You rarely see an Irish Terrier on the street or in a park. The dogs are only known among enthusiasts and the breeding community has always been quite small and elite. There are many reasons that speak for an Irish Terrier as a farm and companion dog. He is intelligent and independent, keeps bugs away, and gets along great with children. Despite this, the breed is considered moody and not for beginners.
The Red One with the Distinctive Mustache
Irish Terriers look similar to other British terrier breeds such as the Kerry Blue Terrier, Airedale Terrier, and Scottish Terrier. They sport a distinctive red mustache and solid red fur, although originally they came in many colors. The ideal height at the withers for males and females is 45.5 cm, males are slightly heavier at 12 to 13 kg than females with an ideal weight of 11.4 kg.
The Irish Terrier from head to tail
- The long and narrow head appears almost rectangular and very flat due to the bushy mustache. Nose stop and cheekbones are only very slightly defined and are best seen in profile.
- The nose and lips are colored black, and the upper row of teeth is slightly in front of the lower one. The entire muzzle has long guard hair.
- The eyes are dark and relatively small, and they are set wide apart. Bushy eyebrows give the dogs their attentive and fiery expression.
- The V-shaped ears are set high on the skull and fold forward without touching the corners of the eyes.
- The body is athletic and strong without appearing broad. The neck and back are very strong and straight.
- Abroad, the tail is still often docked to two-thirds of its natural length. This practice is strictly forbidden in Germany! Naturally, the tail tapers slightly towards the tip and is covered with short, rough hair. no feathering can be seen.
- Legs are powerful and straight, with moderately angled stifles.
The striking fur
The Irish Terrier differs from other British dog breeds primarily in terms of its coat color and coat structure. The hair is dense and wiry, yet it lies relatively flat against the body. The body shape is easy to recognize because the coat grows very evenly and there are no longer sections on the neck or legs. Only on the eyebrows and muzzle does the coarse hair grow longer without frizzing. Soft hair is considered a breed fault, but it does happen occasionally.
Up until the 19th century, Irish Terriers came in three main colors: Red is the dominant breed, while there used to be black and brindle Irish Terriers. Today, with very few exceptions, the dogs only come in red, as other colors are not permitted for breeding according to the FCI breed standard. Literally, the colors “red, red-wheat-colored or yellowish-red” are desired.

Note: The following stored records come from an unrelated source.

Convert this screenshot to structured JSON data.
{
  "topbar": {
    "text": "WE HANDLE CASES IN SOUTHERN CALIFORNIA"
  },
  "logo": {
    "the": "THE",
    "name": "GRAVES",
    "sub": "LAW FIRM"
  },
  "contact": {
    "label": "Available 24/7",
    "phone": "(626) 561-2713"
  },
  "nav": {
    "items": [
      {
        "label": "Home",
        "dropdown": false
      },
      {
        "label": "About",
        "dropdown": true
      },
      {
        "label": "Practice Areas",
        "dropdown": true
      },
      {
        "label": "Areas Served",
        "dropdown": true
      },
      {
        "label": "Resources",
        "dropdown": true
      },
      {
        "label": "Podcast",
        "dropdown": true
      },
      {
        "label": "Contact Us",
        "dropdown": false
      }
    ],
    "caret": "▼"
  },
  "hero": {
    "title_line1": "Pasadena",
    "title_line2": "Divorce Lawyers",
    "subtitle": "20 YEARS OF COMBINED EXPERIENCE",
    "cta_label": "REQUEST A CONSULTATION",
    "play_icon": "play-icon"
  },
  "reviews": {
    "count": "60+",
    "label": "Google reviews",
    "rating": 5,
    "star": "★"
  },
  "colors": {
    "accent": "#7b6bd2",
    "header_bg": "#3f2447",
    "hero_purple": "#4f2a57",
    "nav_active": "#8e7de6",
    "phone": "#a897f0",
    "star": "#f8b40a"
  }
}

The coat makes the difference: a comparison of similar terriers
- The Kerry Blue Terrier has a blue-grey coat and wears fine curls.
- The Scottish Terrier is black or (rarely) wheaten in color and significantly smaller.
- The Wire Fox Terrier is white with a black saddle and brown markings.
- An Airedale Terrier wears curly hair and a black saddle.
Dogs of Uncertain Pasts: The History of the Irish Terrier
As with all terriers, the genesis of the Irish Terrier cannot be traced exactly. It is clear that the Irish terriers differ significantly from the English terriers. Despite this, the now-extinct Old English Black and Tan Terrier are believed to be a common ancestor. This was widespread in Great Britain and is also considered the forerunner of today’s Fox Terrier breeds, as well as of the Jack Russell Terrier and the Parson Russell Terrier.
The Oldest Irish Terrier Breed?
The first club for pure breeding of the breed was founded in Dublin in 1879. During the First World War, the dogs were used very successfully as messengers in war zones and thus gained a very good international reputation. In the USA they are quite popular, in this country, there are only a few purebred Irish Terriers.
A Brief History of European Terriers
Terriers have been widespread since the Middle Ages and were formerly kept in all social classes. Uniform breeds did not exist until the 18th century; rather, breeds were differentiated in terms of their abilities and their area of application. This is why the exact origins of individual breeds are so difficult to trace. It is undisputed that the ancestors of all of today’s European terrier breeds were used to hunt rats and mice indoors and to hunt small game in the fields or for hounds. Most terriers have retained their strong hunting instinct to this day.
The Fire of a Terrier: Nature and Character of the Irish Terrier
Irish Terriers are popular family and companion dogs in English-speaking countries. The active animals bring life and movement into the house. If you are getting an Irish Terrier for the first time, expect to burn off some extra calories in the future. Patience and stamina are required for an Irish Terrier – if you are looking for a loving playmate for you and your children, the red-haired Irishman with the mustache may be just the right companion. Before you buy a puppy, consider that your terrier still has a lot of power even in the two-digit age range.